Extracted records

>>>>>

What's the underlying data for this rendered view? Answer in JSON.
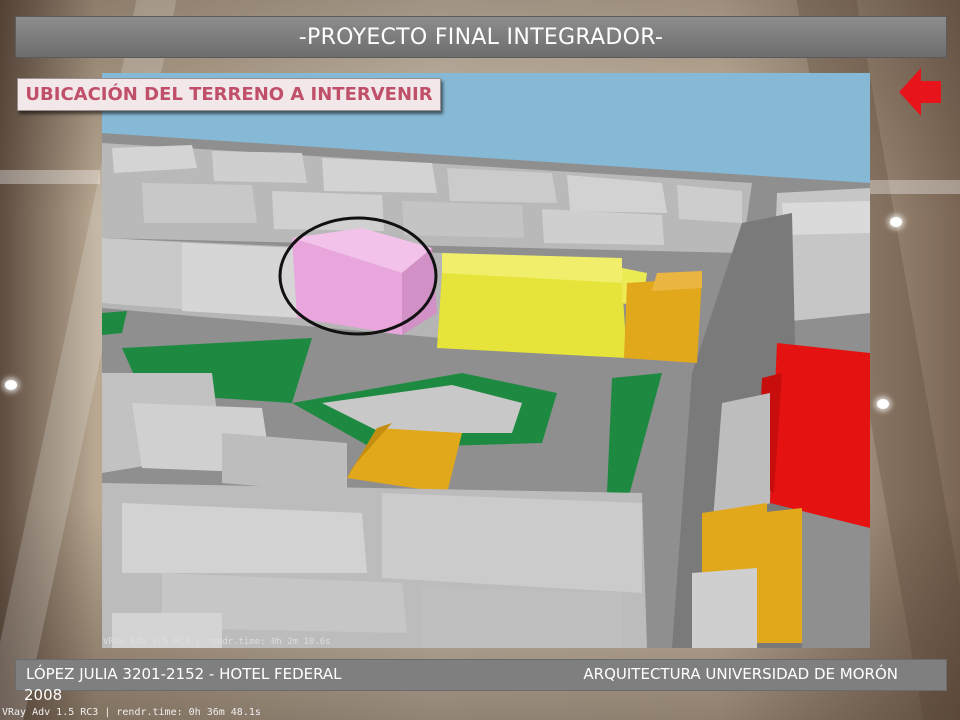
{
  "header": {
    "title": "-PROYECTO FINAL INTEGRADOR-"
  },
  "subtitle": {
    "label": "UBICACIÓN DEL TERRENO A INTERVENIR"
  },
  "back_button": {
    "icon": "arrow-left-icon",
    "color": "#e8141c"
  },
  "render": {
    "watermark": "VRay Adv 1.5 RC3 | rendr.time: 0h 2m 10.6s",
    "colors": {
      "sky": "#86b9d6",
      "building": "#c3c3c3",
      "selected_lot": "#e8a6dc",
      "highlight_yellow": "#e6e43a",
      "highlight_orange": "#e1a81b",
      "highlight_red": "#e51212",
      "park_green": "#1e8a41"
    }
  },
  "footer": {
    "left": "LÓPEZ JULIA 3201-2152 -  HOTEL FEDERAL",
    "right": "ARQUITECTURA UNIVERSIDAD DE MORÓN",
    "year": "2008"
  },
  "outer_watermark": "VRay Adv 1.5 RC3 | rendr.time: 0h 36m 48.1s"
}
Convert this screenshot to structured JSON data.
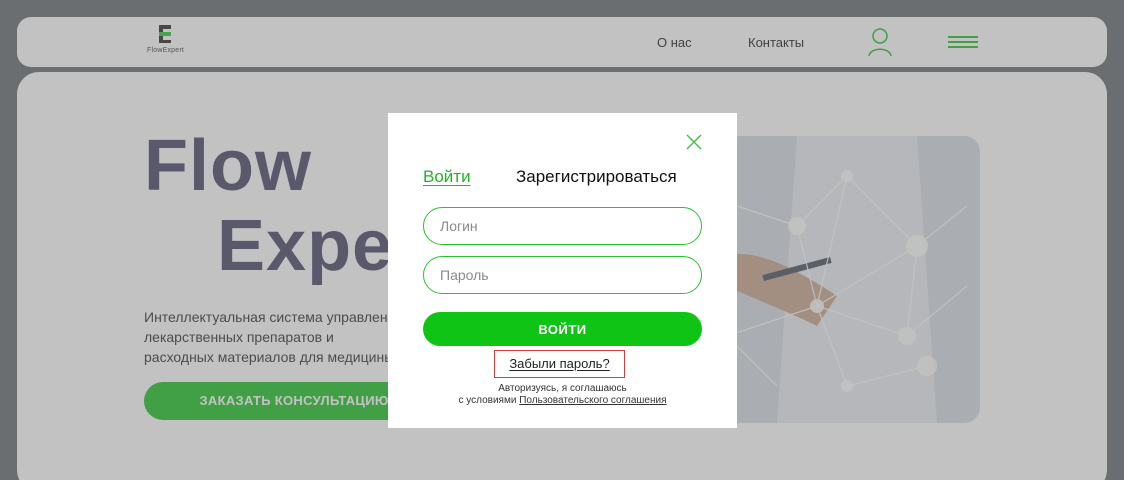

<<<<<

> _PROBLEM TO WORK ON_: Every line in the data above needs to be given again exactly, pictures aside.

> _RESPONSE TO THE EXERCISE_:
What's the underlying data for this rendered view? Answer in JSON.
{
  "header": {
    "title": "-PROYECTO FINAL INTEGRADOR-"
  },
  "subtitle": {
    "label": "UBICACIÓN DEL TERRENO A INTERVENIR"
  },
  "back_button": {
    "icon": "arrow-left-icon",
    "color": "#e8141c"
  },
  "render": {
    "watermark": "VRay Adv 1.5 RC3 | rendr.time: 0h 2m 10.6s",
    "colors": {
      "sky": "#86b9d6",
      "building": "#c3c3c3",
      "selected_lot": "#e8a6dc",
      "highlight_yellow": "#e6e43a",
      "highlight_orange": "#e1a81b",
      "highlight_red": "#e51212",
      "park_green": "#1e8a41"
    }
  },
  "footer": {
    "left": "LÓPEZ JULIA 3201-2152 -  HOTEL FEDERAL",
    "right": "ARQUITECTURA UNIVERSIDAD DE MORÓN",
    "year": "2008"
  },
  "outer_watermark": "VRay Adv 1.5 RC3 | rendr.time: 0h 36m 48.1s"
}
Convert this screenshot to structured JSON data.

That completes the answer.